Task goal
Give the records again exactly as written. Leave out the pictures.

Items from an interface collection
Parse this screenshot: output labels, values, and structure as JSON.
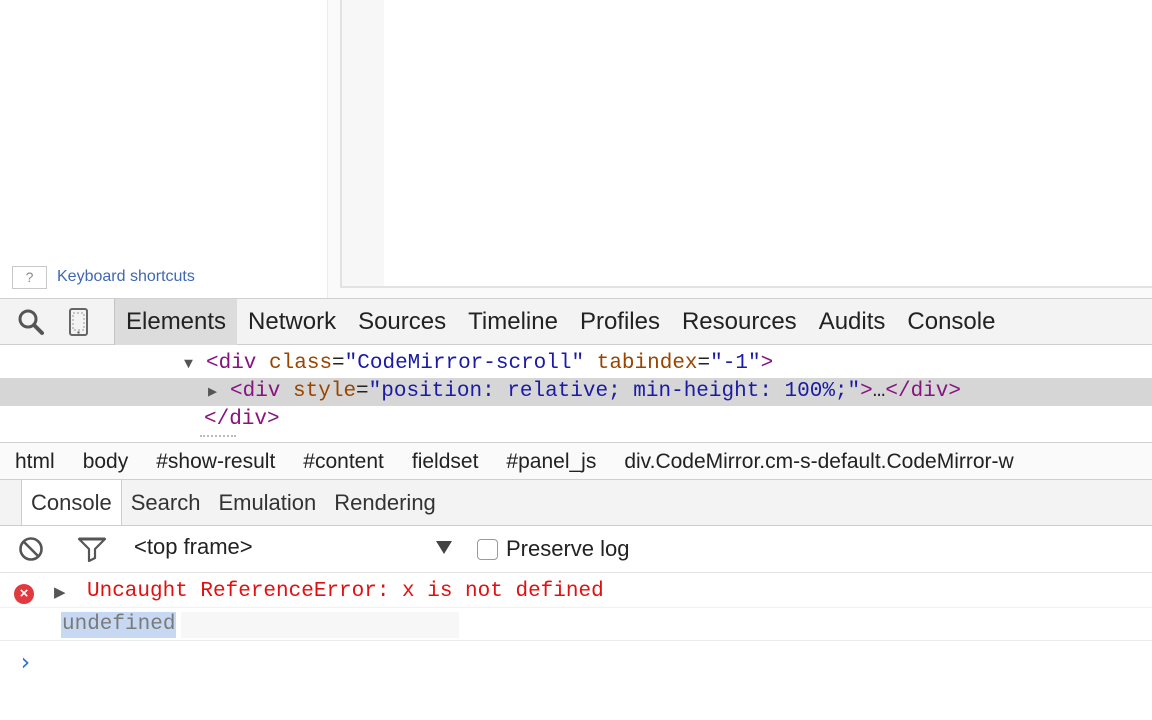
{
  "page": {
    "help_key": "?",
    "keyboard_shortcuts": "Keyboard shortcuts"
  },
  "toolbar": {
    "icons": [
      "search-icon",
      "device-mode-icon"
    ],
    "tabs": [
      {
        "label": "Elements",
        "active": true
      },
      {
        "label": "Network",
        "active": false
      },
      {
        "label": "Sources",
        "active": false
      },
      {
        "label": "Timeline",
        "active": false
      },
      {
        "label": "Profiles",
        "active": false
      },
      {
        "label": "Resources",
        "active": false
      },
      {
        "label": "Audits",
        "active": false
      },
      {
        "label": "Console",
        "active": false
      }
    ]
  },
  "dom_tree": {
    "line1": {
      "open": "<div",
      "attr1_name": "class",
      "attr1_value": "\"CodeMirror-scroll\"",
      "attr2_name": "tabindex",
      "attr2_value": "\"-1\"",
      "close": ">"
    },
    "line2": {
      "open": "<div",
      "attr_name": "style",
      "attr_value": "\"position: relative; min-height: 100%;\"",
      "close": ">",
      "ellipsis": "…",
      "end_tag": "</div>"
    },
    "line3": {
      "end_tag": "</div>"
    }
  },
  "breadcrumb": [
    "html",
    "body",
    "#show-result",
    "#content",
    "fieldset",
    "#panel_js",
    "div.CodeMirror.cm-s-default.CodeMirror-w"
  ],
  "drawer": {
    "tabs": [
      {
        "label": "Console",
        "active": true
      },
      {
        "label": "Search",
        "active": false
      },
      {
        "label": "Emulation",
        "active": false
      },
      {
        "label": "Rendering",
        "active": false
      }
    ]
  },
  "console_toolbar": {
    "icons": [
      "clear-console-icon",
      "filter-icon"
    ],
    "frame": "<top frame>",
    "preserve_log_label": "Preserve log",
    "preserve_log_checked": false
  },
  "console": {
    "error_message": "Uncaught ReferenceError: x is not defined",
    "result": "undefined",
    "prompt": "›"
  },
  "colors": {
    "error": "#e11010",
    "tag": "#881280",
    "attr_name": "#994500",
    "attr_value": "#1a1aa6",
    "link": "#3f68b0",
    "prompt": "#2f6fd6"
  }
}
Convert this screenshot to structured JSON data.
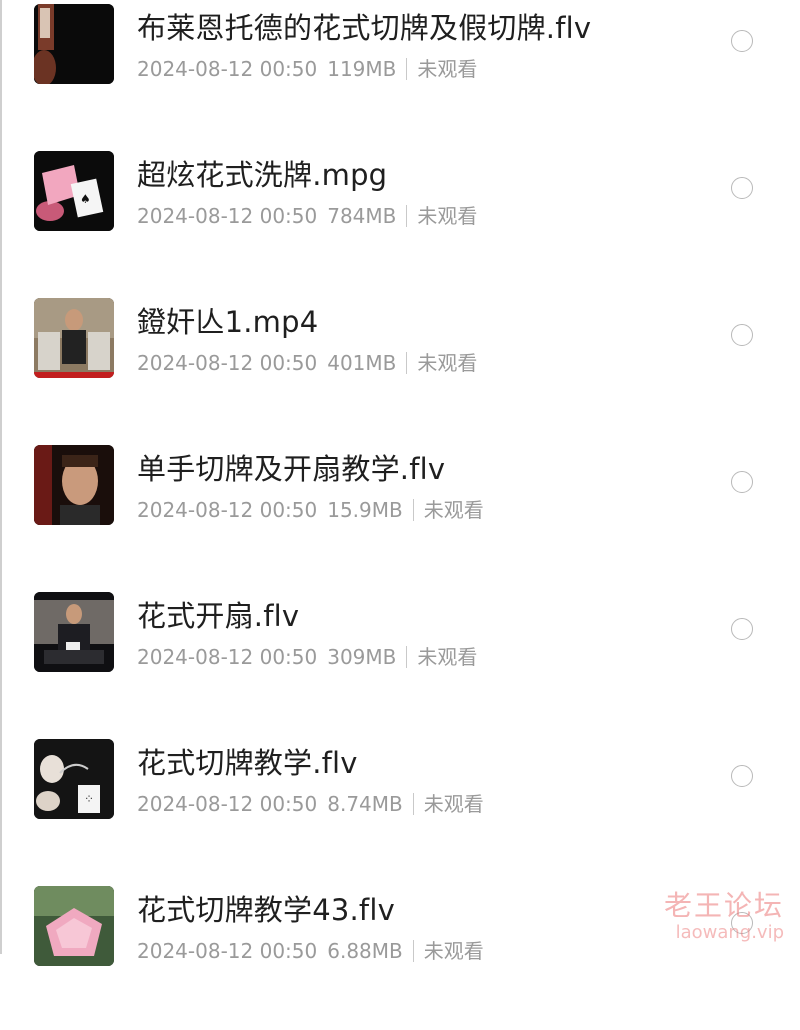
{
  "files": [
    {
      "name": "布莱恩托德的花式切牌及假切牌.flv",
      "date": "2024-08-12 00:50",
      "size": "119MB",
      "status": "未观看",
      "thumb": "card-hand-dark"
    },
    {
      "name": "超炫花式洗牌.mpg",
      "date": "2024-08-12 00:50",
      "size": "784MB",
      "status": "未观看",
      "thumb": "pink-cards"
    },
    {
      "name": "鐙奸亾1.mp4",
      "date": "2024-08-12 00:50",
      "size": "401MB",
      "status": "未观看",
      "thumb": "man-sitting"
    },
    {
      "name": "单手切牌及开扇教学.flv",
      "date": "2024-08-12 00:50",
      "size": "15.9MB",
      "status": "未观看",
      "thumb": "face-closeup"
    },
    {
      "name": "花式开扇.flv",
      "date": "2024-08-12 00:50",
      "size": "309MB",
      "status": "未观看",
      "thumb": "man-table"
    },
    {
      "name": "花式切牌教学.flv",
      "date": "2024-08-12 00:50",
      "size": "8.74MB",
      "status": "未观看",
      "thumb": "hands-cards"
    },
    {
      "name": "花式切牌教学43.flv",
      "date": "2024-08-12 00:50",
      "size": "6.88MB",
      "status": "未观看",
      "thumb": "pink-deck"
    }
  ],
  "watermark": {
    "cn": "老王论坛",
    "en": "laowang.vip"
  },
  "colors": {
    "title": "#1f1f1f",
    "meta": "#9a9a9a",
    "radio": "#b9b9b9",
    "watermark": "#eb7878"
  }
}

Exercise result
Parse this screenshot: output labels, values, and structure as JSON.
{
  "page": {
    "help_key": "?",
    "keyboard_shortcuts": "Keyboard shortcuts"
  },
  "toolbar": {
    "icons": [
      "search-icon",
      "device-mode-icon"
    ],
    "tabs": [
      {
        "label": "Elements",
        "active": true
      },
      {
        "label": "Network",
        "active": false
      },
      {
        "label": "Sources",
        "active": false
      },
      {
        "label": "Timeline",
        "active": false
      },
      {
        "label": "Profiles",
        "active": false
      },
      {
        "label": "Resources",
        "active": false
      },
      {
        "label": "Audits",
        "active": false
      },
      {
        "label": "Console",
        "active": false
      }
    ]
  },
  "dom_tree": {
    "line1": {
      "open": "<div",
      "attr1_name": "class",
      "attr1_value": "\"CodeMirror-scroll\"",
      "attr2_name": "tabindex",
      "attr2_value": "\"-1\"",
      "close": ">"
    },
    "line2": {
      "open": "<div",
      "attr_name": "style",
      "attr_value": "\"position: relative; min-height: 100%;\"",
      "close": ">",
      "ellipsis": "…",
      "end_tag": "</div>"
    },
    "line3": {
      "end_tag": "</div>"
    }
  },
  "breadcrumb": [
    "html",
    "body",
    "#show-result",
    "#content",
    "fieldset",
    "#panel_js",
    "div.CodeMirror.cm-s-default.CodeMirror-w"
  ],
  "drawer": {
    "tabs": [
      {
        "label": "Console",
        "active": true
      },
      {
        "label": "Search",
        "active": false
      },
      {
        "label": "Emulation",
        "active": false
      },
      {
        "label": "Rendering",
        "active": false
      }
    ]
  },
  "console_toolbar": {
    "icons": [
      "clear-console-icon",
      "filter-icon"
    ],
    "frame": "<top frame>",
    "preserve_log_label": "Preserve log",
    "preserve_log_checked": false
  },
  "console": {
    "error_message": "Uncaught ReferenceError: x is not defined",
    "result": "undefined",
    "prompt": "›"
  },
  "colors": {
    "error": "#e11010",
    "tag": "#881280",
    "attr_name": "#994500",
    "attr_value": "#1a1aa6",
    "link": "#3f68b0",
    "prompt": "#2f6fd6"
  }
}
Convert this screenshot to structured JSON data.
{
  "files": [
    {
      "name": "布莱恩托德的花式切牌及假切牌.flv",
      "date": "2024-08-12 00:50",
      "size": "119MB",
      "status": "未观看",
      "thumb": "card-hand-dark"
    },
    {
      "name": "超炫花式洗牌.mpg",
      "date": "2024-08-12 00:50",
      "size": "784MB",
      "status": "未观看",
      "thumb": "pink-cards"
    },
    {
      "name": "鐙奸亾1.mp4",
      "date": "2024-08-12 00:50",
      "size": "401MB",
      "status": "未观看",
      "thumb": "man-sitting"
    },
    {
      "name": "单手切牌及开扇教学.flv",
      "date": "2024-08-12 00:50",
      "size": "15.9MB",
      "status": "未观看",
      "thumb": "face-closeup"
    },
    {
      "name": "花式开扇.flv",
      "date": "2024-08-12 00:50",
      "size": "309MB",
      "status": "未观看",
      "thumb": "man-table"
    },
    {
      "name": "花式切牌教学.flv",
      "date": "2024-08-12 00:50",
      "size": "8.74MB",
      "status": "未观看",
      "thumb": "hands-cards"
    },
    {
      "name": "花式切牌教学43.flv",
      "date": "2024-08-12 00:50",
      "size": "6.88MB",
      "status": "未观看",
      "thumb": "pink-deck"
    }
  ],
  "watermark": {
    "cn": "老王论坛",
    "en": "laowang.vip"
  },
  "colors": {
    "title": "#1f1f1f",
    "meta": "#9a9a9a",
    "radio": "#b9b9b9",
    "watermark": "#eb7878"
  }
}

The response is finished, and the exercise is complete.